Smallpox vaccination plans submitted by local health officials to the Ohio Department of Health call for 3,500 health-care workers at 31 northwest Ohio hospitals to be vaccinated as a precaution against a possible terrorist attack.
The total, which includes 1,250 health-care workers in Lucas County, is an increase from earlier estimates that called for one fourth that many needing vaccinations. The latest plan, which covers 18 northwest Ohio counties, calls for 100 vaccinations at each hospital, except for 250 at Toledo Hospital and 250 at St. Vincent Mercy Medical Center, which are the region's two major trauma-care hospitals.
State officials estimate up to 13,000 health-care workers statewide will be vaccinated. Michigan authorities estimate 5,000 to 7,000 health-care workers statewide will be vaccinated.
Smallpox is fatal in up to 30 percent of those infected. The last case of the virus worldwide occurred in 1977, and the United States stopped vaccinating in 1972. But security experts fear terrorists could get their hands on the virus; so authorities have been formulating two basic plans to defend against the disease.
In “post-event” plans all states have already submitted to federal authorities, each state has worked out how it intends to vaccinate its entire population in 10 days or less. This plan would be activated if a case of smallpox shows up.
Yesterday, all states were to have submitted “pre-event” smallpox vaccination plans to the Centers for Disease Control and Prevention in Atlanta. Vaccinating physicians, nurses, and other workers is part of the “pre-event” strategy.
In this strategy, 500,000 health-care workers nationwide would be vaccinated against smallpox before an actual case shows up. The thinking is health-care workers would have to care for any victims of a terrorist attack that involves smallpox. The second phase of this pre-event strategy involves vaccinating 10 million first responders nationwide, including police, paramedics, and firefighters. All vaccinations in this “pre-event” strategy are voluntary.

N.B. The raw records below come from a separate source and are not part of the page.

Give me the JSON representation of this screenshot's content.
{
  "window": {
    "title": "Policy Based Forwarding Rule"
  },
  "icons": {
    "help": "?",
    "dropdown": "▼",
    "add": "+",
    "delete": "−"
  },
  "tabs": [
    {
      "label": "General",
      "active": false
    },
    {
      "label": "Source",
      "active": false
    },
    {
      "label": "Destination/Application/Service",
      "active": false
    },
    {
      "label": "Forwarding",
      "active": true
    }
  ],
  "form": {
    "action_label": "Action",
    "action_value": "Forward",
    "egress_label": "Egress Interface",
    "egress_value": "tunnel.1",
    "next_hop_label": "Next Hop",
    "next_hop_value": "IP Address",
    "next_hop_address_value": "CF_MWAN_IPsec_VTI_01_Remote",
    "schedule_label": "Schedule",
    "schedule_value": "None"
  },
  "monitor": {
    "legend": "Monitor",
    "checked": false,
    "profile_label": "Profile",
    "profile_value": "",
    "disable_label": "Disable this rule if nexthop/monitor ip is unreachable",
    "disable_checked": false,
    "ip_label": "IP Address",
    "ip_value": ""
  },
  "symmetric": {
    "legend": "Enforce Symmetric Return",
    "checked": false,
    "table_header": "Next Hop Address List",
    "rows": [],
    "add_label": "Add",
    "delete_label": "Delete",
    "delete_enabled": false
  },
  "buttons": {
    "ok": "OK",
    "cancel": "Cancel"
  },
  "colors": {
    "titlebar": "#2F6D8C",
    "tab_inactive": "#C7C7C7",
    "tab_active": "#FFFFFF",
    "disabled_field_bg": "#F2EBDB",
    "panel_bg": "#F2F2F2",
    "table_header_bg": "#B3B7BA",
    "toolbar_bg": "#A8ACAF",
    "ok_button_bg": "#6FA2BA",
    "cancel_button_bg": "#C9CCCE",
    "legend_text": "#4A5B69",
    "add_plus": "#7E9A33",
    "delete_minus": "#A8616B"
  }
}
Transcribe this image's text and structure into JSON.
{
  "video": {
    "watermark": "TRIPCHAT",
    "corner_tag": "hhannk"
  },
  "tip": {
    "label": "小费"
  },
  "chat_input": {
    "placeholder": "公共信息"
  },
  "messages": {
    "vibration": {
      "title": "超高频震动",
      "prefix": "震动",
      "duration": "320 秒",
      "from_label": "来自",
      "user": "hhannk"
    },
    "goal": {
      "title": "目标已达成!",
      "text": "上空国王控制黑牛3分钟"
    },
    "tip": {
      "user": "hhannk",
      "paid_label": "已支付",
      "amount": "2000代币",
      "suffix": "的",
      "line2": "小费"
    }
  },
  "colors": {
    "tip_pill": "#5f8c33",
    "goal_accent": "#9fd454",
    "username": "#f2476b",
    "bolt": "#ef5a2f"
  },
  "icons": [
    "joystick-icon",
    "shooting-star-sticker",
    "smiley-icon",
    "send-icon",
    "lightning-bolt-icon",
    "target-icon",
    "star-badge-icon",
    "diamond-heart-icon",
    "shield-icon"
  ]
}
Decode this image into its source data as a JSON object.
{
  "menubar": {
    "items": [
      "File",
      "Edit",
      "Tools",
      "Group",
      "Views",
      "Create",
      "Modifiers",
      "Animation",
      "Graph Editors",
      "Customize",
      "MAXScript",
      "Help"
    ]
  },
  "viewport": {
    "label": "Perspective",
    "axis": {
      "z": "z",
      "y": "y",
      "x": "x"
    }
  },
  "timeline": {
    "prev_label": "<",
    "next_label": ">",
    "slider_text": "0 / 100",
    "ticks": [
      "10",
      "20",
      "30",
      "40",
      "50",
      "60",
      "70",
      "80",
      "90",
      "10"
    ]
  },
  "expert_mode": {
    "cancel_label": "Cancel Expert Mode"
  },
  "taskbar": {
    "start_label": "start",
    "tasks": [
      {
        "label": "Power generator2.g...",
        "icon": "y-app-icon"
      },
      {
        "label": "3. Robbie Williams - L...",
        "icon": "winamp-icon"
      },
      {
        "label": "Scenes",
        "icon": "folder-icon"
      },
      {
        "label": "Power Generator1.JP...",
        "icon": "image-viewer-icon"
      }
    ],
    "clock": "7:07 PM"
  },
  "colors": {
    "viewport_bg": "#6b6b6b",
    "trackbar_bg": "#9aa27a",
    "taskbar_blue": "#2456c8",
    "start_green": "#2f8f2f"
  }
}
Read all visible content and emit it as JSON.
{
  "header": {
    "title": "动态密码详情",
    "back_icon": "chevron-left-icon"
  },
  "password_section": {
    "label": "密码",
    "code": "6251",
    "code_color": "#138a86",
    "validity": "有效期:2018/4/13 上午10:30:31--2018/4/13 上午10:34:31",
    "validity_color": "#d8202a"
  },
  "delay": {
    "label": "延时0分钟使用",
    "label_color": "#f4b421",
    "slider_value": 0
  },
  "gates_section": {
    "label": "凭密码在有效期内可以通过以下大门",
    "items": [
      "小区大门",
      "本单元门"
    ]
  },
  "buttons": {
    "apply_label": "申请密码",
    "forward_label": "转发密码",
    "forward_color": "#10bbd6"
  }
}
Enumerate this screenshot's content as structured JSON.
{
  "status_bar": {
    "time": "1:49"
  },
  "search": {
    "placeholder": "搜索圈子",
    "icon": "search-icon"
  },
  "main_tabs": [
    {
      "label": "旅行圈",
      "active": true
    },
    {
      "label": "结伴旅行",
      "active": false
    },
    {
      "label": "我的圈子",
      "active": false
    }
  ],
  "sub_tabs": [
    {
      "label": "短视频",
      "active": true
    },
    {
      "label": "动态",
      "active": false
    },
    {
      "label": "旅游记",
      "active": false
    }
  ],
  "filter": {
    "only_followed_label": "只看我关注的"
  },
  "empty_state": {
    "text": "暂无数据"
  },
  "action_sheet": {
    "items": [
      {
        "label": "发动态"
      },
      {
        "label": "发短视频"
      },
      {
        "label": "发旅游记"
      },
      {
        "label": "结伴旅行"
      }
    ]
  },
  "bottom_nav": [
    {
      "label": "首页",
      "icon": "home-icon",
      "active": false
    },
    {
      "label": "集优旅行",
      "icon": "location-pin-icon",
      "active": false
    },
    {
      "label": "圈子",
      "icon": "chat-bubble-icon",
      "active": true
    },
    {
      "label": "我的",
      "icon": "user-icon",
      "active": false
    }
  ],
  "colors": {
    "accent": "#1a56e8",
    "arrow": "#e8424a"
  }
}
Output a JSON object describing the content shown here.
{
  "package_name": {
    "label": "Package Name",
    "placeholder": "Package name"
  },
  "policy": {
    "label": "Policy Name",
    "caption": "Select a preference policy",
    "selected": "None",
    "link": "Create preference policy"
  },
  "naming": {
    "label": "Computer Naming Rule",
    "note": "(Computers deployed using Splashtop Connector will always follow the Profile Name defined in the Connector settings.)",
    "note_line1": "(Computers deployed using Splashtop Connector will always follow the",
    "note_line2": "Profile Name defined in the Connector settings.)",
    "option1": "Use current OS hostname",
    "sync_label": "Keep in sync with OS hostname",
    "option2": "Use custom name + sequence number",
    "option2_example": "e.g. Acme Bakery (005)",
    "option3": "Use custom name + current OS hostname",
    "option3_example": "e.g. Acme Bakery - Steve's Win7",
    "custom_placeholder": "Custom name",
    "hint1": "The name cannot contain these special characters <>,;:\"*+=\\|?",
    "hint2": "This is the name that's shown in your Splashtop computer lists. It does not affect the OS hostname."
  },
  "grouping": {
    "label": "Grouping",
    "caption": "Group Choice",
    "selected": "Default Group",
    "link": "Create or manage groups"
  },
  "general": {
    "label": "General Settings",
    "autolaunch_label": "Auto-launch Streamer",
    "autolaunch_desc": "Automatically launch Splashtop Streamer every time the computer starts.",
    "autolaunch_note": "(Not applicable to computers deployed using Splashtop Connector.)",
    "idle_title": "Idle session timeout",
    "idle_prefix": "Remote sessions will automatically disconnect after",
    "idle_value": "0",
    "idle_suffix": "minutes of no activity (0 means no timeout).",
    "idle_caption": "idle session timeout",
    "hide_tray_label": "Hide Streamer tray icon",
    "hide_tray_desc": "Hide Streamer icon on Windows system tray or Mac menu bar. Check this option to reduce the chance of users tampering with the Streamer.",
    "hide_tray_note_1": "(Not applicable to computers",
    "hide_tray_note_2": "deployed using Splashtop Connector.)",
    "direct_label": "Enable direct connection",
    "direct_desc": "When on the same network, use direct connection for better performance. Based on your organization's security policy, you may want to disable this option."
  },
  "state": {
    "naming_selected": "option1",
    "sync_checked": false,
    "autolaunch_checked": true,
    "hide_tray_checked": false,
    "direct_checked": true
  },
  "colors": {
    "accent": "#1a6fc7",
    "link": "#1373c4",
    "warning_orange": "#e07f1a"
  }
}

Federal officials have insisted no decision has been made on who, or whether, to vaccinate. However, local health officials said they have been told the decision is pretty much made.
“The expectation is it's a go. It's just a mater of when,” said Larry Vasko, deputy health commissioner for Toledo and Lucas County.
Under the local plan, Mr. Vasko said vaccine will be shipped to three sites in northwest Ohio and be given first to teams at city and/or county health departments. In Lucas County's case, about 50 health department people would be vaccinated. These teams will then travel to each hospital and vaccinate the health-care workers. All health-care workers needing vaccinations would receive them within 30 days, he said.
Dr. David Grossman, health commissioner for Toledo and Lucas County, said he has some concerns about the vaccine's side effects, which are higher than those associated with most other vaccines. Up to one or two people per million could die from the vaccine, and up to 50 in a million could have life-threatening problems, said Dr. Grossman, who would be one of those vaccinated.
State and local authorities have so far refused to turn over copies of state or local vaccination plans, citing an exemption under Ohio public records law adopted in May and covering “security and infrastructure records.” That exemption includes records of “specific and unique response plans” that are “intended to prevent or mitigate acts of terrorism” and which would affect “emergency response personnel.”
The Blade has sought the plans to keep the public informed about what the state and local response would be in the event of a smallpox attack and/or outbreak.
Bret Atkins, a spokesman for the Ohio Department of Health, said the state isn't releasing copies of the vaccination plans because the plans contain sensitive information.